• **Problem**
From the entries, filter out every line that lacks "label" and copy the rest.
── Material provided ──
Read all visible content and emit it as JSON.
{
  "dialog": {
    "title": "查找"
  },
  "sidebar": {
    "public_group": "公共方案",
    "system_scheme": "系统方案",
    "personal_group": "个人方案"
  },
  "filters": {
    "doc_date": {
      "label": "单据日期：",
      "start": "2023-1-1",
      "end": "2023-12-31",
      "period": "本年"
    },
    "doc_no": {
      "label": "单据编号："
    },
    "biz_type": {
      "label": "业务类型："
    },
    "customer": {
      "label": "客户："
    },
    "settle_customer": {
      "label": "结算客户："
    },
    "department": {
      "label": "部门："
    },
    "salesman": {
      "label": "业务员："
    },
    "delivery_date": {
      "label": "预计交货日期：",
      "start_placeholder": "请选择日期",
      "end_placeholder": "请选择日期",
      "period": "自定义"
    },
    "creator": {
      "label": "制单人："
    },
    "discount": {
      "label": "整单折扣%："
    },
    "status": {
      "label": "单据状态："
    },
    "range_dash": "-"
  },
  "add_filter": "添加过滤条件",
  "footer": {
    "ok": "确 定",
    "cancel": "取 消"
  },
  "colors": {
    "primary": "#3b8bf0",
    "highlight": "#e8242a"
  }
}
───
• **Result**
      "label": "单据日期：",
      "label": "单据编号："
      "label": "业务类型："
      "label": "客户："
      "label": "结算客户："
      "label": "部门："
      "label": "业务员："
      "label": "预计交货日期：",
      "label": "制单人："
      "label": "整单折扣%："
      "label": "单据状态："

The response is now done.